Among other Omena highlights, I should probably say something about my visit to the Cross in the Woods Shrine and its Nun Doll Museum. The giant crucifix that gives the shrine its name is truly impressive, standing 55 feet tall and seeming even taller because it stands atop a 20 foot mound. The Nun Doll Museum was intriguing if somewhat spooky at times. It's clear that a great amount of the dedication and devotion went into assembling the collection, which includes hundreds of dolls of various sizes representing a plethora of different women's (and some men's) religious orders. The comprehensive scope of the Museum's holdings was proven to me when I found a doll representing the Servants of Jesus, a very small diocesan congregation headquartered across the street from Loyola House (as reported here). For all I know, there are probably even tinier religious orders represented in the Nun Doll Museum's collection, but I can't say for sure. I can say, though, that it was a poignant experience to walk through the Museum and watch older visitors point to dolls on display and say things like, "I was taught by those nuns" or "my aunt belonged to that congregation." If you grew up with women religious - as I and many of my contemporaries in the post-Vatican II Church did not - you could find yourself curiously moved on a visit to the Nun Doll Museum. For my part, I was moved to see people who were moved by the experience.

I also got a lot of reading done at Omena. After polishing off a volume of selected letters addresses by our late Superior General Pedro Arrupe, I read Kathleen Norris' The Cloister Walk. Norris' book shows a strong affection for the Benedictine tradition and offers interesting insights on sundry topics related to the psalms, prayer, saints and the experience of 'being church.' I should also say here - because I honestly can't mention The Cloister Walk without doing so - that the book had an interesting cameo in my vocation story, even though I didn't read it until a few days ago. After I told my parents that I was applying to enter the Society, my mother went to the local library in search of books about religious life. As Mom reported later, all they had was The Cloister Walk, which was singularly unhelpful.

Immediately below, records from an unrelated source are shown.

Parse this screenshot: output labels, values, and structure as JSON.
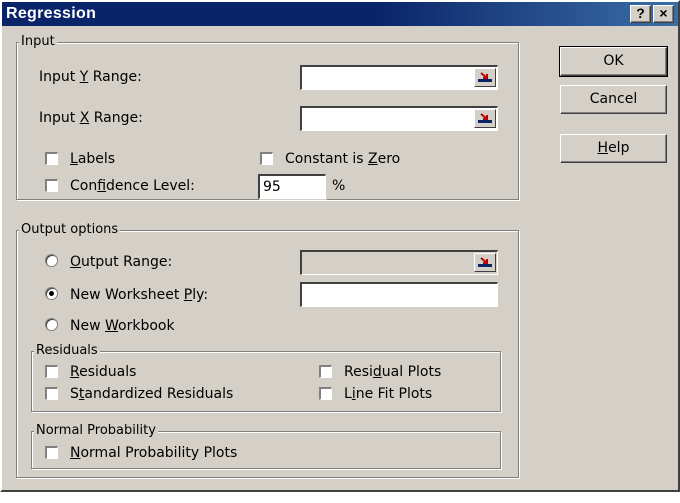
{
  "window": {
    "title": "Regression"
  },
  "titlebar": {
    "help_label": "?",
    "close_label": "×"
  },
  "input": {
    "legend": "Input",
    "y_range": {
      "pre": "Input ",
      "key": "Y",
      "post": " Range:",
      "value": ""
    },
    "x_range": {
      "pre": "Input ",
      "key": "X",
      "post": " Range:",
      "value": ""
    },
    "labels": {
      "pre": "",
      "key": "L",
      "post": "abels",
      "checked": false
    },
    "constant_zero": {
      "pre": "Constant is ",
      "key": "Z",
      "post": "ero",
      "checked": false
    },
    "confidence": {
      "pre": "Con",
      "key": "f",
      "post": "idence Level:",
      "checked": false,
      "value": "95",
      "unit": "%"
    }
  },
  "output": {
    "legend": "Output options",
    "output_range": {
      "pre": "",
      "key": "O",
      "post": "utput Range:",
      "selected": false,
      "value": ""
    },
    "new_worksheet": {
      "pre": "New Worksheet ",
      "key": "P",
      "post": "ly:",
      "selected": true,
      "value": ""
    },
    "new_workbook": {
      "pre": "New ",
      "key": "W",
      "post": "orkbook",
      "selected": false
    },
    "residuals_group": {
      "legend": "Residuals",
      "residuals": {
        "pre": "",
        "key": "R",
        "post": "esiduals",
        "checked": false
      },
      "standardized": {
        "pre": "S",
        "key": "t",
        "post": "andardized Residuals",
        "checked": false
      },
      "residual_plots": {
        "pre": "Resi",
        "key": "d",
        "post": "ual Plots",
        "checked": false
      },
      "line_fit": {
        "pre": "L",
        "key": "i",
        "post": "ne Fit Plots",
        "checked": false
      }
    },
    "normal_group": {
      "legend": "Normal Probability",
      "normal_plots": {
        "pre": "",
        "key": "N",
        "post": "ormal Probability Plots",
        "checked": false
      }
    }
  },
  "buttons": {
    "ok": "OK",
    "cancel": "Cancel",
    "help": {
      "pre": "",
      "key": "H",
      "post": "elp"
    }
  }
}
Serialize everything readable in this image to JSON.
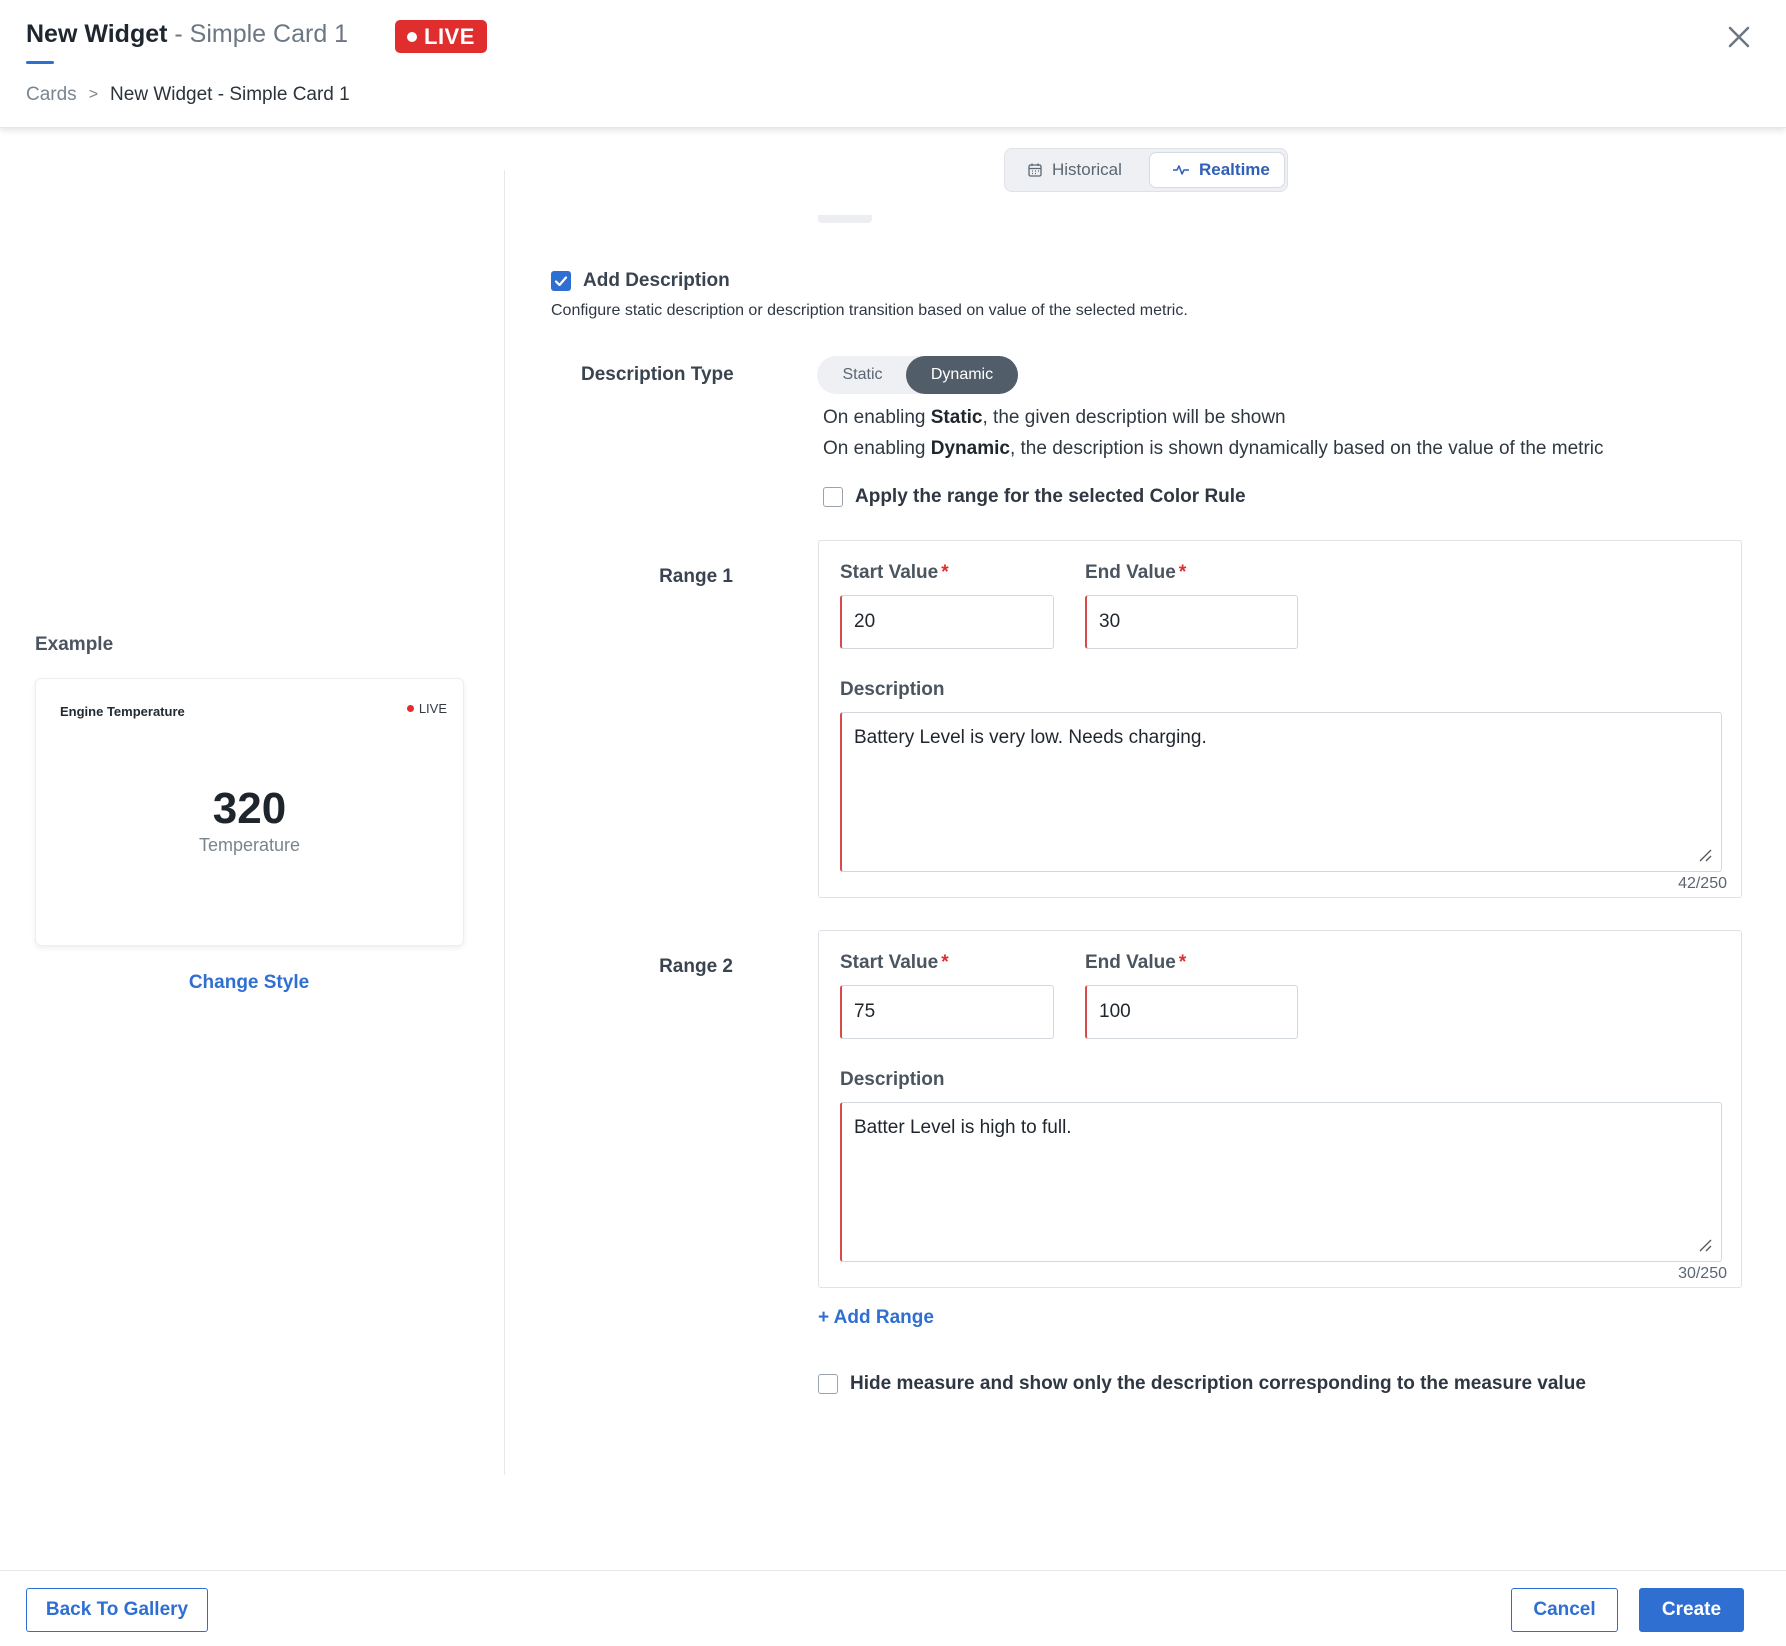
{
  "header": {
    "title_main": "New Widget",
    "title_sep": " - ",
    "title_sub": "Simple Card 1",
    "live_badge": "LIVE",
    "breadcrumb": {
      "root": "Cards",
      "separator": ">",
      "current": "New Widget - Simple Card 1"
    }
  },
  "preview": {
    "example_label": "Example",
    "card": {
      "title": "Engine Temperature",
      "live": "LIVE",
      "value": "320",
      "unit": "Temperature"
    },
    "change_style": "Change Style"
  },
  "mode_toggle": {
    "historical": "Historical",
    "realtime": "Realtime",
    "selected": "Realtime"
  },
  "description": {
    "add_label": "Add Description",
    "add_checked": true,
    "help": "Configure static description or description transition based on value of the selected metric.",
    "type_label": "Description Type",
    "type_options": [
      "Static",
      "Dynamic"
    ],
    "type_selected": "Dynamic",
    "info_static_pre": "On enabling ",
    "info_static_bold": "Static",
    "info_static_post": ", the given description will be shown",
    "info_dynamic_pre": "On enabling ",
    "info_dynamic_bold": "Dynamic",
    "info_dynamic_post": ", the description is shown dynamically based on the value of the metric",
    "apply_color_rule_label": "Apply the range for the selected Color Rule",
    "apply_color_rule_checked": false
  },
  "ranges": [
    {
      "label": "Range 1",
      "start_label": "Start Value",
      "end_label": "End Value",
      "required_mark": "*",
      "start_value": "20",
      "end_value": "30",
      "description_label": "Description",
      "description": "Battery Level is very low. Needs charging.",
      "counter": "42/250"
    },
    {
      "label": "Range 2",
      "start_label": "Start Value",
      "end_label": "End Value",
      "required_mark": "*",
      "start_value": "75",
      "end_value": "100",
      "description_label": "Description",
      "description": "Batter Level is high to full.",
      "counter": "30/250"
    }
  ],
  "add_range": "+ Add Range",
  "hide_measure": {
    "label": "Hide measure and show only the description corresponding to the measure value",
    "checked": false
  },
  "footer": {
    "back": "Back To Gallery",
    "cancel": "Cancel",
    "create": "Create"
  },
  "colors": {
    "accent": "#2f6fd1",
    "live": "#e02e2e",
    "segment_selected": "#525d6a"
  }
}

Later, Mom found a number of useful books on Jesuit and Ignatian topics, including vocation director faves The Fifth Week and In Good Company as well as Paul Mariani's Thirty Days and Bill Byron's superlative Jesuit Saturdays. In any case, The Cloister Walk came first, and I'll always remember that. (Will you, Mom?)

Lest you think it took me two weeks to slog through the four-hundred or so pages of The Cloister Walk, I must note that I read a few other books at Omena as well. One of these was Greek Orthodox theologian John Chryssavgis' Light Through Darkness, a fine introduction to Eastern Christian spirituality. After finishing Chryssavgis, I read a modern classic of American religious history that I'd been meaning to pick up for years - Robert Orsi's The Madonna of 115th Street. I enjoyed Orsi's book, but I also appreciated the change of pace that came with the next title on the list - Kathleen Stocking's Letters from the Leelanau. A Leelanau County native, Stocking offers a book full of incisive slice-of-life essays about her home peninsula. As I noted above, I've already fallen in love with the Leelanau, so I look on Stocking's book as a real gem.

In novitiate life there's seldom rest for the weary, and my two weeks at Omena provided a welcome vacation in what's been a busy summer. Now it's back to work, however - this weekend the Loyola House community will be busy preparing for our second-year novices' profession of first vows on Sunday. Though a busy time, this is also a happy one, and your prayers for our vovendi would be most welcome. Expect an update on the proceedings sometime in the next couple days. AMDG.